What follows is a listing; restate every line of it word for word.

Data records:
((

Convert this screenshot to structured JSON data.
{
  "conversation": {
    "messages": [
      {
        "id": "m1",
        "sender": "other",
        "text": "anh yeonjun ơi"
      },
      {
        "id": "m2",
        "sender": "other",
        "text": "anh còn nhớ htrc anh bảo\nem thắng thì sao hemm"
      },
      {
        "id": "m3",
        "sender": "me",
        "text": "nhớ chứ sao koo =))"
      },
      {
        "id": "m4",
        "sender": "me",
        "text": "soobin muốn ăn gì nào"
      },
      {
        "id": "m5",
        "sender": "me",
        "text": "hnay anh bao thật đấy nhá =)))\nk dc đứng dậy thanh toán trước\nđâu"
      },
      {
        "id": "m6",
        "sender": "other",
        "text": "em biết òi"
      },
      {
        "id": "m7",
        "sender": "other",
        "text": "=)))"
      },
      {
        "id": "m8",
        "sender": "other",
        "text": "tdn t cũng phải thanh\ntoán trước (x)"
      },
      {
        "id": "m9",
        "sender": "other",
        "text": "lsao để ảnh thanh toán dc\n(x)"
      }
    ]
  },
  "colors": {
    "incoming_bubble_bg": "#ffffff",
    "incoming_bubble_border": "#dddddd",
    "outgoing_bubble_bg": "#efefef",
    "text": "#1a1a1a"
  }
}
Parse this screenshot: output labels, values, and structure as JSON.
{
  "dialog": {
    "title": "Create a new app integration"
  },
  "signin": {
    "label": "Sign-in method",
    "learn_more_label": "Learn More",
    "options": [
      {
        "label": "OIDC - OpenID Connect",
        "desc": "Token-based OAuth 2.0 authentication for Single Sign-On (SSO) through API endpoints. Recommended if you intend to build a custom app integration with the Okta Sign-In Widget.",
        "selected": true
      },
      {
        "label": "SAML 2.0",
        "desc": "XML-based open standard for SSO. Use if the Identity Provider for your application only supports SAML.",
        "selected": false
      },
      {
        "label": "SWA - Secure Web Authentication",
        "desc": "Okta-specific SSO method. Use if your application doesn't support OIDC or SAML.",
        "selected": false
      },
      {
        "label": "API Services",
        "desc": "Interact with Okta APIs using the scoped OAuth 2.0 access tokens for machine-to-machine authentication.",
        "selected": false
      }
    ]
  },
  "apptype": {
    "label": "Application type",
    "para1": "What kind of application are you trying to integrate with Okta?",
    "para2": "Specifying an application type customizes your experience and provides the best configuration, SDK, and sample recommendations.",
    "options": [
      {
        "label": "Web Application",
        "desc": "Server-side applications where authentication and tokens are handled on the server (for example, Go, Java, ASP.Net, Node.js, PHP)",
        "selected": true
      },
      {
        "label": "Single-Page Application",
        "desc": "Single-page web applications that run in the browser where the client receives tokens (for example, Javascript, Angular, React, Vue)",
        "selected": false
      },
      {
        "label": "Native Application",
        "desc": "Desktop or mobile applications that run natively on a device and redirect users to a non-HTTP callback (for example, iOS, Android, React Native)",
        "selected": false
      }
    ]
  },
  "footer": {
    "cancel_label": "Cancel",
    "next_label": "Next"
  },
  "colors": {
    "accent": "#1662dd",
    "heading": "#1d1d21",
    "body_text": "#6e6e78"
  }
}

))

Exercise response:
Convert this screenshot to structured JSON data.
{
  "conversation": {
    "messages": [
      {
        "id": "m1",
        "sender": "other",
        "text": "anh yeonjun ơi"
      },
      {
        "id": "m2",
        "sender": "other",
        "text": "anh còn nhớ htrc anh bảo\nem thắng thì sao hemm"
      },
      {
        "id": "m3",
        "sender": "me",
        "text": "nhớ chứ sao koo =))"
      },
      {
        "id": "m4",
        "sender": "me",
        "text": "soobin muốn ăn gì nào"
      },
      {
        "id": "m5",
        "sender": "me",
        "text": "hnay anh bao thật đấy nhá =)))\nk dc đứng dậy thanh toán trước\nđâu"
      },
      {
        "id": "m6",
        "sender": "other",
        "text": "em biết òi"
      },
      {
        "id": "m7",
        "sender": "other",
        "text": "=)))"
      },
      {
        "id": "m8",
        "sender": "other",
        "text": "tdn t cũng phải thanh\ntoán trước (x)"
      },
      {
        "id": "m9",
        "sender": "other",
        "text": "lsao để ảnh thanh toán dc\n(x)"
      }
    ]
  },
  "colors": {
    "incoming_bubble_bg": "#ffffff",
    "incoming_bubble_border": "#dddddd",
    "outgoing_bubble_bg": "#efefef",
    "text": "#1a1a1a"
  }
}
Parse this screenshot: output labels, values, and structure as JSON.
{
  "dialog": {
    "title": "Create a new app integration"
  },
  "signin": {
    "label": "Sign-in method",
    "learn_more_label": "Learn More",
    "options": [
      {
        "label": "OIDC - OpenID Connect",
        "desc": "Token-based OAuth 2.0 authentication for Single Sign-On (SSO) through API endpoints. Recommended if you intend to build a custom app integration with the Okta Sign-In Widget.",
        "selected": true
      },
      {
        "label": "SAML 2.0",
        "desc": "XML-based open standard for SSO. Use if the Identity Provider for your application only supports SAML.",
        "selected": false
      },
      {
        "label": "SWA - Secure Web Authentication",
        "desc": "Okta-specific SSO method. Use if your application doesn't support OIDC or SAML.",
        "selected": false
      },
      {
        "label": "API Services",
        "desc": "Interact with Okta APIs using the scoped OAuth 2.0 access tokens for machine-to-machine authentication.",
        "selected": false
      }
    ]
  },
  "apptype": {
    "label": "Application type",
    "para1": "What kind of application are you trying to integrate with Okta?",
    "para2": "Specifying an application type customizes your experience and provides the best configuration, SDK, and sample recommendations.",
    "options": [
      {
        "label": "Web Application",
        "desc": "Server-side applications where authentication and tokens are handled on the server (for example, Go, Java, ASP.Net, Node.js, PHP)",
        "selected": true
      },
      {
        "label": "Single-Page Application",
        "desc": "Single-page web applications that run in the browser where the client receives tokens (for example, Javascript, Angular, React, Vue)",
        "selected": false
      },
      {
        "label": "Native Application",
        "desc": "Desktop or mobile applications that run natively on a device and redirect users to a non-HTTP callback (for example, iOS, Android, React Native)",
        "selected": false
      }
    ]
  },
  "footer": {
    "cancel_label": "Cancel",
    "next_label": "Next"
  },
  "colors": {
    "accent": "#1662dd",
    "heading": "#1d1d21",
    "body_text": "#6e6e78"
  }
}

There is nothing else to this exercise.